I don't think so.....

Link to comment
Share on other sites

27 minutes ago, Bargebuilder said:

We are talking about a boater who is socially responsible enough to carry his/her dessicated poo together with a shovel, a distance from their boat to avoid being seen, dug a hole and then knowingly left the humanure in its bag to never decompose; unlikely.

But how do you square that with the evidence that there are plenty of dog owners who are socially responsible enough to pick up their dog's poo in a plastic bag and then carry it a distance to avoid being seen, and then hang the bag in a hedge?

Link to comment
Share on other sites

1 hour ago, David Mack said:

But how do you square that with the evidence that there are plenty of dog owners who are socially responsible enough to pick up their dog's poo in a plastic bag and then carry it a distance to avoid being seen, and then hang the bag in a hedge?

Simply, that there is a lot more planning and effort involved with locating a bit of woodland in a quiet location, carrying a heavy bucket and a shovel to a suitable spot, digging a hole big enough to accommodate the dryish poo and back filling the hole. Even taking the trouble to obtain and carry a spade on a boat shows planning and intention. There is almost no effort involved with bagging a doggy dollop and hanging the bag in a bush.

  • Greenie 1
Link to comment
Share on other sites

4 hours ago, Bargebuilder said:
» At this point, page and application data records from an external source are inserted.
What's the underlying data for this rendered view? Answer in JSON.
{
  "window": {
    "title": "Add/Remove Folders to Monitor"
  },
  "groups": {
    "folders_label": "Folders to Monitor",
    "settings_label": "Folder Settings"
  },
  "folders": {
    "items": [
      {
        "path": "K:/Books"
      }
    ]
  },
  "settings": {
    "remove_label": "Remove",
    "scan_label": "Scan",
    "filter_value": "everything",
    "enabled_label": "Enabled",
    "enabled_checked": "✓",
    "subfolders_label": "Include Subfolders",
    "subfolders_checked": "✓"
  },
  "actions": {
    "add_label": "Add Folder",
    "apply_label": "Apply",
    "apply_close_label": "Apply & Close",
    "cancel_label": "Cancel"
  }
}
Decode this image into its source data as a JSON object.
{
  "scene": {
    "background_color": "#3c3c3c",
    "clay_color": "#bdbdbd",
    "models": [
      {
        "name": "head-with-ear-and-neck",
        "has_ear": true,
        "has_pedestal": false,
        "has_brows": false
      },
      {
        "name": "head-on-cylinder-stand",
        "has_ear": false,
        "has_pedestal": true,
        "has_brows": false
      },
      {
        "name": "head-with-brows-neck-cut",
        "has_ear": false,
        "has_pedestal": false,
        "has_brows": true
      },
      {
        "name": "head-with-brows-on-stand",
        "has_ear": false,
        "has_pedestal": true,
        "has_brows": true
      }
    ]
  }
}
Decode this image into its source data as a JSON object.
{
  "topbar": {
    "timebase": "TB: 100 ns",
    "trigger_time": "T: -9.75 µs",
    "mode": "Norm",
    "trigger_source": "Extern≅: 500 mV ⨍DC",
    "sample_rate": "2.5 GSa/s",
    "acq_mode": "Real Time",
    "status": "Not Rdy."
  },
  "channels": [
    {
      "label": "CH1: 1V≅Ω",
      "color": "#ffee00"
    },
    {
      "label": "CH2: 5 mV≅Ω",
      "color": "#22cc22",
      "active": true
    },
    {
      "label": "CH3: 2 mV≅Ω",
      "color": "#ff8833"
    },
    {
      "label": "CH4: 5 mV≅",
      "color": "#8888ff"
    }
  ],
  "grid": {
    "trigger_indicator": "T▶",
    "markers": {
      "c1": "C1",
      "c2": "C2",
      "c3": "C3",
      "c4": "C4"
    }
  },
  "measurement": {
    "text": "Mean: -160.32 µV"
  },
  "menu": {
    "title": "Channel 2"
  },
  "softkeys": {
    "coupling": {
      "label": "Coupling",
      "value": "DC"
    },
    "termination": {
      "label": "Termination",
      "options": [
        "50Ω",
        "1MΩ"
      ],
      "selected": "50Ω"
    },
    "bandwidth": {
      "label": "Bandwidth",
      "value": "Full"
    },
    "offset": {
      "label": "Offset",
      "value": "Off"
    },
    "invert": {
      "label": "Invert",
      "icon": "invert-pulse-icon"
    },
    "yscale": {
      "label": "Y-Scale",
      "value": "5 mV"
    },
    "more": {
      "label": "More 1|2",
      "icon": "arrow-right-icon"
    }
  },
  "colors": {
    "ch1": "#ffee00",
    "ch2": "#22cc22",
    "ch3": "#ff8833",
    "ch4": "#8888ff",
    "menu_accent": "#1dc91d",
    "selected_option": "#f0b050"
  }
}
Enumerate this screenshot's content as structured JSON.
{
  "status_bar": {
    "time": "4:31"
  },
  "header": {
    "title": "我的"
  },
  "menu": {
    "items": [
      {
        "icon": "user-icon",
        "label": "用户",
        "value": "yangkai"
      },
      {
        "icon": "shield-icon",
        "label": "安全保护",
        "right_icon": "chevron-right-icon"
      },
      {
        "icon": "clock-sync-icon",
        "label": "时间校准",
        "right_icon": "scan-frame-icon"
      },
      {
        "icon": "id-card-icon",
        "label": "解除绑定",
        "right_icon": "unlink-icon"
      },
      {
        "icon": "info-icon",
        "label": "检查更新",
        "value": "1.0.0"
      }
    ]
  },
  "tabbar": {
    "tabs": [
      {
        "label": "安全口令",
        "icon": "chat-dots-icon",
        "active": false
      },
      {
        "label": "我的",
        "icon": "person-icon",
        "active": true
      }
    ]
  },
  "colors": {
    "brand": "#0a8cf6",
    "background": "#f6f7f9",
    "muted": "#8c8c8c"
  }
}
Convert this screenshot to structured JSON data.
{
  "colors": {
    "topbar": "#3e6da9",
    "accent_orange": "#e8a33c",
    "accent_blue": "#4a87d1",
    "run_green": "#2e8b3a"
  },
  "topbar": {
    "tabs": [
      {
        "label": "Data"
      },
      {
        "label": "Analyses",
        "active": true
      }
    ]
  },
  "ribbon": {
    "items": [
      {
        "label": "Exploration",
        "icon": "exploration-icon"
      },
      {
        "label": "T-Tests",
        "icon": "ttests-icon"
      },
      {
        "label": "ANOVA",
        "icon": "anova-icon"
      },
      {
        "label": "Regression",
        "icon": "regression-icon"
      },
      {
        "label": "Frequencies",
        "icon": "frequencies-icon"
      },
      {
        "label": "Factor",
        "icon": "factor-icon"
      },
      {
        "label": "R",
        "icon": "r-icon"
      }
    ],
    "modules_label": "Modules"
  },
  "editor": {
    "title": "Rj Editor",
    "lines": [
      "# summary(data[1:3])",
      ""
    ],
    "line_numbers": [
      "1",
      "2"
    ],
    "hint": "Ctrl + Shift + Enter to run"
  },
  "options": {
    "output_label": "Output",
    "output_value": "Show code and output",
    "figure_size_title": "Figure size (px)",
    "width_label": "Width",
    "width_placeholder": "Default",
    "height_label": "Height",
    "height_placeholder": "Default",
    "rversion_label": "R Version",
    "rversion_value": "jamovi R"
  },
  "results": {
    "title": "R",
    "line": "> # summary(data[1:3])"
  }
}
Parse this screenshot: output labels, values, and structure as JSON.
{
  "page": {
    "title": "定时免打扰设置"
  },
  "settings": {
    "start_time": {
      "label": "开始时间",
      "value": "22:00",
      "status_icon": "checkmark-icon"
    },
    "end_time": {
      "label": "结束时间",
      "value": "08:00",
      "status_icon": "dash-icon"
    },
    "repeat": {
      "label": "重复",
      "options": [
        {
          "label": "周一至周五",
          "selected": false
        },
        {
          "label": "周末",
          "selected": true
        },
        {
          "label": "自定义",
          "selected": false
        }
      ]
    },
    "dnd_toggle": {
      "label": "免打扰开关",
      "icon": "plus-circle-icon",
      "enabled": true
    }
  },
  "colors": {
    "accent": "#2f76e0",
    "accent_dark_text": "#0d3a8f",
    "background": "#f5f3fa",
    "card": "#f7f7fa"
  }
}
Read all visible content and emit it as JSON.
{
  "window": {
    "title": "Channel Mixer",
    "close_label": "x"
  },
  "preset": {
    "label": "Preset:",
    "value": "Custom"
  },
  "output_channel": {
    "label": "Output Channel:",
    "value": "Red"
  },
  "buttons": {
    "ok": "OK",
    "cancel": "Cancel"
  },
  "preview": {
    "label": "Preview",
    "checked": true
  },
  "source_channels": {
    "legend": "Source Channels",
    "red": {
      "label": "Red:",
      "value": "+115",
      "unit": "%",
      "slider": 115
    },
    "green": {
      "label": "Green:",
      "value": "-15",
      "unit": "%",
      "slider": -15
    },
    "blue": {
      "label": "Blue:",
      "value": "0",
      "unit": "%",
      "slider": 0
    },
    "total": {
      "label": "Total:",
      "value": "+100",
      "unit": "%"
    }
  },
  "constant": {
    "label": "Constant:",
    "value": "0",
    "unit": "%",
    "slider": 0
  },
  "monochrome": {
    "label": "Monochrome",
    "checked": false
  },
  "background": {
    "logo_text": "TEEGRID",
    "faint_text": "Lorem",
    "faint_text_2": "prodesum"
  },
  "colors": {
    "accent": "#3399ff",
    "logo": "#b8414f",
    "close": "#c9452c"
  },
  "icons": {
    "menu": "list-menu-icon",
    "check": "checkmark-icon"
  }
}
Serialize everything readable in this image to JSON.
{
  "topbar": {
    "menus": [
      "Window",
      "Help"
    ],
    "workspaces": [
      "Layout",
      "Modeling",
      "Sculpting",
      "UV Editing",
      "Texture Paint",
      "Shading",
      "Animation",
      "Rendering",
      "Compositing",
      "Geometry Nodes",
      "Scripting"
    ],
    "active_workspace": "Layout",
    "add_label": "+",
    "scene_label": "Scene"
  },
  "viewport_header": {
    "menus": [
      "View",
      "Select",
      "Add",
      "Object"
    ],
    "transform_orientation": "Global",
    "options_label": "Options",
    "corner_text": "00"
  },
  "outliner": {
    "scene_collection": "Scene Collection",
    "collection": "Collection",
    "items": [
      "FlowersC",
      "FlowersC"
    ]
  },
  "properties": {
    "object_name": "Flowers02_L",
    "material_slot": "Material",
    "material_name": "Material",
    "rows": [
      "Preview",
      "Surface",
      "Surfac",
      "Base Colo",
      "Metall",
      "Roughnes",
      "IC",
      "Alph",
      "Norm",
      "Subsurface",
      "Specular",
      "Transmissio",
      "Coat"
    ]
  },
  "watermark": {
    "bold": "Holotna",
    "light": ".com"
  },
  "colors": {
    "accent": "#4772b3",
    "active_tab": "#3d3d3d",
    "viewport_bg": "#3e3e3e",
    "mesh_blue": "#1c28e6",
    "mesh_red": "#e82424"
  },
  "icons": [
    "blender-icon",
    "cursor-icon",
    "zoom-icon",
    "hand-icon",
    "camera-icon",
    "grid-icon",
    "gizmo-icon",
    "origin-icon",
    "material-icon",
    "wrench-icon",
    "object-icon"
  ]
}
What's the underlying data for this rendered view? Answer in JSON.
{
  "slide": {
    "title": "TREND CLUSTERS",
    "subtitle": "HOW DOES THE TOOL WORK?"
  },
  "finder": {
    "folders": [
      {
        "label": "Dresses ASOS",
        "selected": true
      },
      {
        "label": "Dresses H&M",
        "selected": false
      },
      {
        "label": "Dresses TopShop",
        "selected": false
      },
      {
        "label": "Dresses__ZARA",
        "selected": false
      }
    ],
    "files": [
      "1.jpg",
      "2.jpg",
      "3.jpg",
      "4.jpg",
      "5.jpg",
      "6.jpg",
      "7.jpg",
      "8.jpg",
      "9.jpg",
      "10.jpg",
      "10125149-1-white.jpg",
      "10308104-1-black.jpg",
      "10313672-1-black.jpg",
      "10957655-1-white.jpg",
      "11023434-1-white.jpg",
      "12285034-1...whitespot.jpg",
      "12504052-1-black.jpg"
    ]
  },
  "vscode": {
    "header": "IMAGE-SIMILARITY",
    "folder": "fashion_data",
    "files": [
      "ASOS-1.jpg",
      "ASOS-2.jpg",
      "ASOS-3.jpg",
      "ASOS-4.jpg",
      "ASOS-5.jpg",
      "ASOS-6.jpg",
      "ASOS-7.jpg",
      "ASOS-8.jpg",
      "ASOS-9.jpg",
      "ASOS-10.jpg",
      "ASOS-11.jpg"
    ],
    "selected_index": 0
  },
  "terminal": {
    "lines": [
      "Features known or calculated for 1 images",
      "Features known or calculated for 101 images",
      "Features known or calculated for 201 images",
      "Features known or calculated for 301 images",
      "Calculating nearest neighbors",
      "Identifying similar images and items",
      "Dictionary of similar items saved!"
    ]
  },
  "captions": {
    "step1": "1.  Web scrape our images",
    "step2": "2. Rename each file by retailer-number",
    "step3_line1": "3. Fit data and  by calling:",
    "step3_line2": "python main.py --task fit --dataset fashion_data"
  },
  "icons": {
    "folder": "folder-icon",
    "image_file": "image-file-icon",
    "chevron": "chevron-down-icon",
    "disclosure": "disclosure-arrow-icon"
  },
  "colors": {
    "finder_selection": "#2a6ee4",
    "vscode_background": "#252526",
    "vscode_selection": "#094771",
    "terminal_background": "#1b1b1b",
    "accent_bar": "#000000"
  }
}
I bow to your knowledge in that particular matter.

 

My personal experience from when I owned a barge and used to motor 3 miles off shore to pump out nearly a tonne of 'black' into the sea, was that it almost instantly sank with no trace at all on the surface after a few minutes.

 

Yes, but the sea is deep and very wide. A canal is shallow and very narrow. 

 

3 hours ago, peterboat said:

Yes they do! I have seen the contents of them on land and floating in the water 


Well I've not seen, another boater with 40 years on the canals hasn't seen it, and ditchcrawler hasn't seen it and he's probably been on the canals a long time too. So I think we can at least say it's very rare. 

Link to comment
Share on other sites

Create an account or sign in to comment

You need to be a member in order to leave a comment

Create an account

Sign up for a new account in our community. It's easy!

Register a new account

Sign in

Already have an account? Sign in here.

Sign In Now
  • Recently Browsing   0 members

    • No registered users viewing this page.
×
×
  • Create New...

Important Information

We have placed cookies on your device to help make this website better. You can adjust your cookie settings, otherwise we'll assume you're okay to continue.